What is needed
Each line with the word "value" must appear in the answer, copied from the records.

BEGIN Records to process

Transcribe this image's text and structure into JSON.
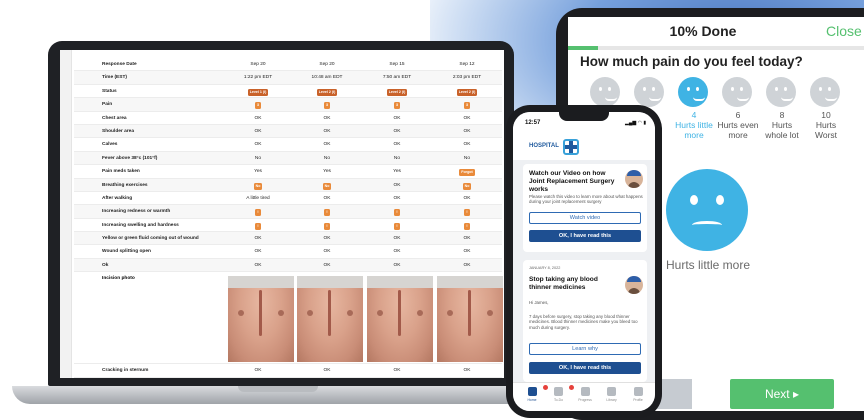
{
  "laptop": {
    "table": {
      "header_label": "Response Date",
      "columns": [
        "Sep 20",
        "Sep 20",
        "Sep 15",
        "Sep 12"
      ],
      "rows": [
        {
          "label": "Time (EST)",
          "cells": [
            "1:22 pm EDT",
            "10:48 am EDT",
            "7:50 am EDT",
            "2:03 pm EDT"
          ]
        },
        {
          "label": "Status",
          "cells": [
            "Level 1 (I)",
            "Level 2 (I)",
            "Level 2 (I)",
            "Level 2 (I)"
          ],
          "badges": true
        },
        {
          "label": "Pain",
          "cells": [
            "3",
            "3",
            "3",
            "3"
          ],
          "badges": true
        },
        {
          "label": "Chest area",
          "cells": [
            "OK",
            "OK",
            "OK",
            "OK"
          ]
        },
        {
          "label": "Shoulder area",
          "cells": [
            "OK",
            "OK",
            "OK",
            "OK"
          ]
        },
        {
          "label": "Calves",
          "cells": [
            "OK",
            "OK",
            "OK",
            "OK"
          ]
        },
        {
          "label": "Fever above 38°c (101°f)",
          "cells": [
            "No",
            "No",
            "No",
            "No"
          ]
        },
        {
          "label": "Pain meds taken",
          "cells": [
            "Yes",
            "Yes",
            "Yes",
            "Forgot"
          ],
          "badge_cols": [
            3
          ]
        },
        {
          "label": "Breathing exercises",
          "cells": [
            "No",
            "No",
            "OK",
            "No"
          ],
          "badge_cols": [
            0,
            1,
            3
          ]
        },
        {
          "label": "After walking",
          "cells": [
            "A little tired",
            "OK",
            "OK",
            "OK"
          ]
        },
        {
          "label": "Increasing redness or warmth",
          "cells": [
            "!",
            "!",
            "!",
            "!"
          ],
          "badges": true
        },
        {
          "label": "Increasing swelling and hardness",
          "cells": [
            "!",
            "!",
            "!",
            "!"
          ],
          "badges": true
        },
        {
          "label": "Yellow or green fluid coming out of wound",
          "cells": [
            "OK",
            "OK",
            "OK",
            "OK"
          ]
        },
        {
          "label": "Wound splitting open",
          "cells": [
            "OK",
            "OK",
            "OK",
            "OK"
          ]
        },
        {
          "label": "Ok",
          "cells": [
            "OK",
            "OK",
            "OK",
            "OK"
          ]
        }
      ],
      "photo_row_label": "Incision photo",
      "last_row": {
        "label": "Cracking in sternum",
        "cells": [
          "OK",
          "OK",
          "OK",
          "OK"
        ]
      }
    }
  },
  "tablet": {
    "title": "10% Done",
    "close_label": "Close",
    "progress_percent": 10,
    "question": "How much pain do you feel today?",
    "faces": [
      {
        "value": "",
        "label": ""
      },
      {
        "value": "",
        "label": ""
      },
      {
        "value": "4",
        "label": "Hurts little more",
        "selected": true
      },
      {
        "value": "6",
        "label": "Hurts even more"
      },
      {
        "value": "8",
        "label": "Hurts whole lot"
      },
      {
        "value": "10",
        "label": "Hurts Worst"
      }
    ],
    "selected_label": "Hurts little more",
    "next_label": "Next"
  },
  "phone": {
    "time": "12:57",
    "status_icons": "▂▄▆ ◠ ▮",
    "logo_text": "HOSPITAL",
    "card1": {
      "title": "Watch our Video on how Joint Replacement Surgery works",
      "body": "Please watch this video to learn more about what happens during your joint replacement surgery",
      "button_outline": "Watch video",
      "button_solid": "OK, I have read this"
    },
    "card2": {
      "date": "JANUARY 8, 2022",
      "title": "Stop taking any blood thinner medicines",
      "greeting": "Hi James,",
      "body": "7 days before surgery, stop taking any blood thinner medicines. Blood thinner medicines make you bleed too much during surgery.",
      "button_outline": "Learn why",
      "button_solid": "OK, I have read this"
    },
    "tabs": [
      {
        "label": "Home",
        "icon": "home-icon",
        "active": true,
        "dot": true
      },
      {
        "label": "To-Do",
        "icon": "todo-icon",
        "dot": true
      },
      {
        "label": "Progress",
        "icon": "progress-icon"
      },
      {
        "label": "Library",
        "icon": "library-icon"
      },
      {
        "label": "Profile",
        "icon": "profile-icon"
      }
    ]
  }
}
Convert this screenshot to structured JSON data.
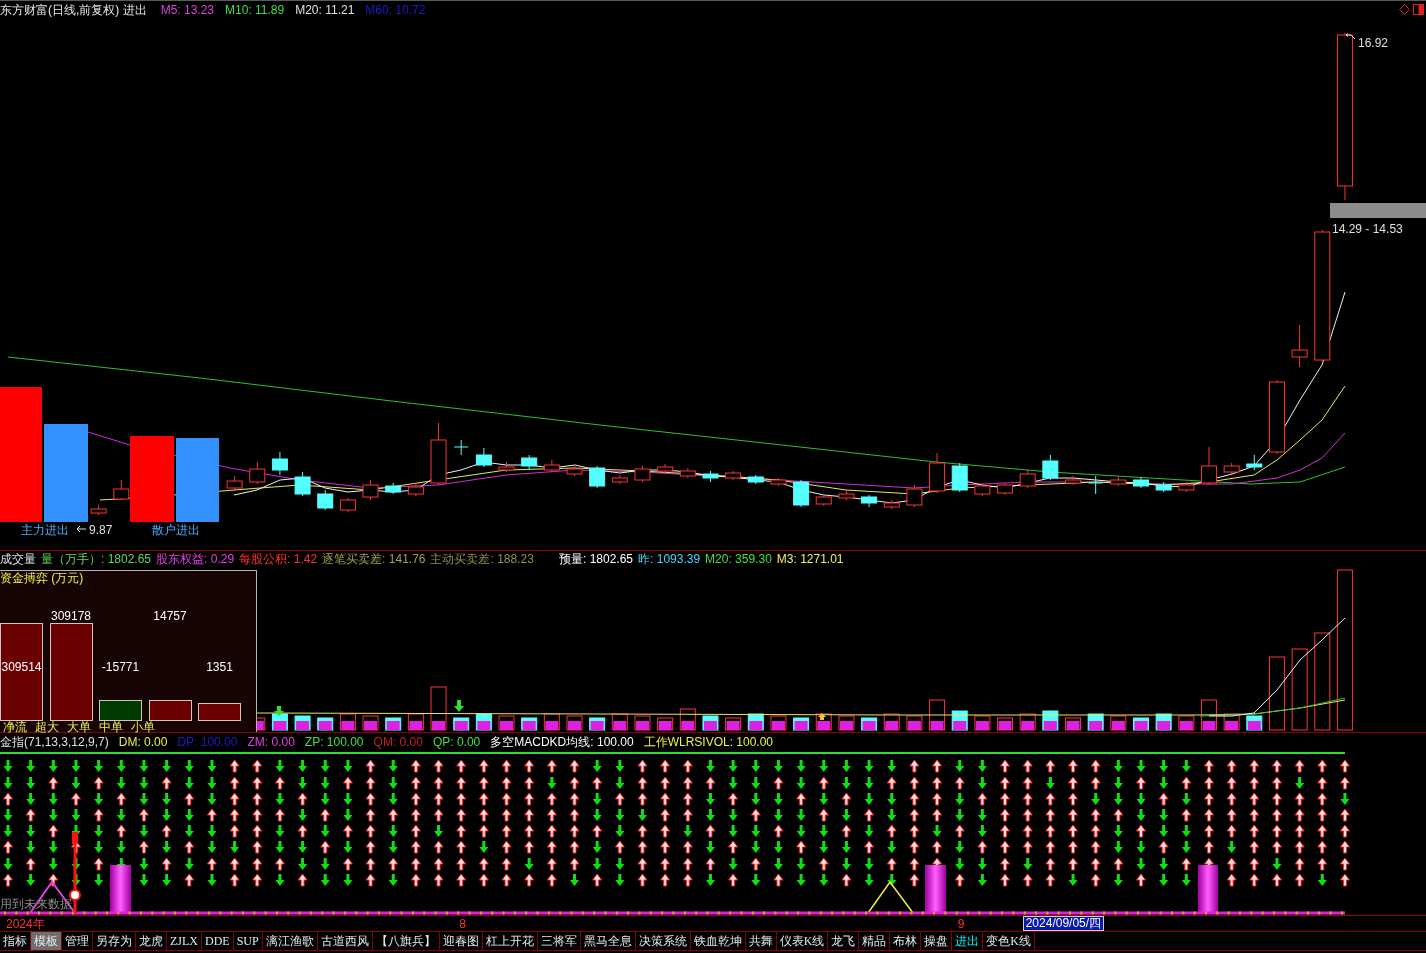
{
  "header": {
    "title": "东方财富(日线,前复权) 进出",
    "averages": [
      {
        "text": "M5: 13.23",
        "color": "#e040e0"
      },
      {
        "text": "M10: 11.89",
        "color": "#40e040"
      },
      {
        "text": "M20: 11.21",
        "color": "#e0e0e0"
      },
      {
        "text": "M60: 10.72",
        "color": "#1c1cc8"
      }
    ]
  },
  "price_chart": {
    "high_label": "16.92",
    "low_label": "9.87",
    "range_label": "14.29 - 14.53",
    "flow_labels": [
      "主力进出",
      "散户进出"
    ]
  },
  "volume_panel": {
    "title": "成交量",
    "readings": [
      {
        "text": "量（万手）: 1802.65",
        "color": "#60d860"
      },
      {
        "text": "股东权益: 0.29",
        "color": "#e040e0"
      },
      {
        "text": "每股公积: 1.42",
        "color": "#ff3030"
      },
      {
        "text": "逐笔买卖差: 141.76",
        "color": "#a0a050"
      },
      {
        "text": "主动买卖差: 188.23",
        "color": "#909050"
      }
    ],
    "forecast": [
      {
        "text": "预量: 1802.65",
        "color": "#ffffff"
      },
      {
        "text": "昨: 1093.39",
        "color": "#40d8ff"
      },
      {
        "text": "M20: 359.30",
        "color": "#40e040"
      },
      {
        "text": "M3: 1271.01",
        "color": "#f0f060"
      }
    ],
    "fund_flow": {
      "title": "资金搏弈 (万元)",
      "items": [
        {
          "label": "净流",
          "value": "309514",
          "level": 1.0,
          "color": "#6a0000"
        },
        {
          "label": "超大",
          "value": "309178",
          "level": 1.0,
          "color": "#6a0000"
        },
        {
          "label": "大单",
          "value": "-15771",
          "level": 0.21,
          "color": "#003c00"
        },
        {
          "label": "中单",
          "value": "14757",
          "level": 0.21,
          "color": "#6a0000"
        },
        {
          "label": "小单",
          "value": "1351",
          "level": 0.18,
          "color": "#6a0000"
        }
      ]
    }
  },
  "indicator_panel": {
    "readings": [
      {
        "text": "金指(71,13,3,12,9,7)",
        "color": "#e0e0e0"
      },
      {
        "text": "DM: 0.00",
        "color": "#f0f040"
      },
      {
        "text": "DP: 100.00",
        "color": "#1c1cc8"
      },
      {
        "text": "ZM: 0.00",
        "color": "#e040e0"
      },
      {
        "text": "ZP: 100.00",
        "color": "#40e040"
      },
      {
        "text": "QM: 0.00",
        "color": "#c02020"
      },
      {
        "text": "QP: 0.00",
        "color": "#40e040"
      },
      {
        "text": "多空MACDKD均线: 100.00",
        "color": "#ffffff"
      },
      {
        "text": "工作WLRSIVOL: 100.00",
        "color": "#f0f040"
      }
    ],
    "warning": "用到未来数据"
  },
  "date_axis": {
    "labels": [
      "2024年",
      "8",
      "9"
    ],
    "cursor_date": "2024/09/05/四"
  },
  "tabs": [
    {
      "label": "指标",
      "selected": false,
      "pressed": false
    },
    {
      "label": "模板",
      "selected": false,
      "pressed": true
    },
    {
      "label": "管理",
      "selected": false,
      "pressed": false
    },
    {
      "label": "另存为",
      "selected": false,
      "pressed": false
    },
    {
      "label": "龙虎",
      "selected": false,
      "pressed": false
    },
    {
      "label": "ZJLX",
      "selected": false,
      "pressed": false
    },
    {
      "label": "DDE",
      "selected": false,
      "pressed": false
    },
    {
      "label": "SUP",
      "selected": false,
      "pressed": false
    },
    {
      "label": "漓江渔歌",
      "selected": false,
      "pressed": false
    },
    {
      "label": "古道西风",
      "selected": false,
      "pressed": false
    },
    {
      "label": "【八旗兵】",
      "selected": false,
      "pressed": false
    },
    {
      "label": "迎春图",
      "selected": false,
      "pressed": false
    },
    {
      "label": "杠上开花",
      "selected": false,
      "pressed": false
    },
    {
      "label": "三将军",
      "selected": false,
      "pressed": false
    },
    {
      "label": "黑马全息",
      "selected": false,
      "pressed": false
    },
    {
      "label": "决策系统",
      "selected": false,
      "pressed": false
    },
    {
      "label": "铁血乾坤",
      "selected": false,
      "pressed": false
    },
    {
      "label": "共舞",
      "selected": false,
      "pressed": false
    },
    {
      "label": "仪表K线",
      "selected": false,
      "pressed": false
    },
    {
      "label": "龙飞",
      "selected": false,
      "pressed": false
    },
    {
      "label": "精品",
      "selected": false,
      "pressed": false
    },
    {
      "label": "布林",
      "selected": false,
      "pressed": false
    },
    {
      "label": "操盘",
      "selected": false,
      "pressed": false
    },
    {
      "label": "进出",
      "selected": true,
      "pressed": false
    },
    {
      "label": "变色K线",
      "selected": false,
      "pressed": false
    }
  ]
}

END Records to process

Exercise response
        "value": "",
        "value": "",
        "value": "4",
        "value": "6",
        "value": "8",
        "value": "10",
          "value": "309514",
          "value": "309178",
          "value": "-15771",
          "value": "14757",
          "value": "1351",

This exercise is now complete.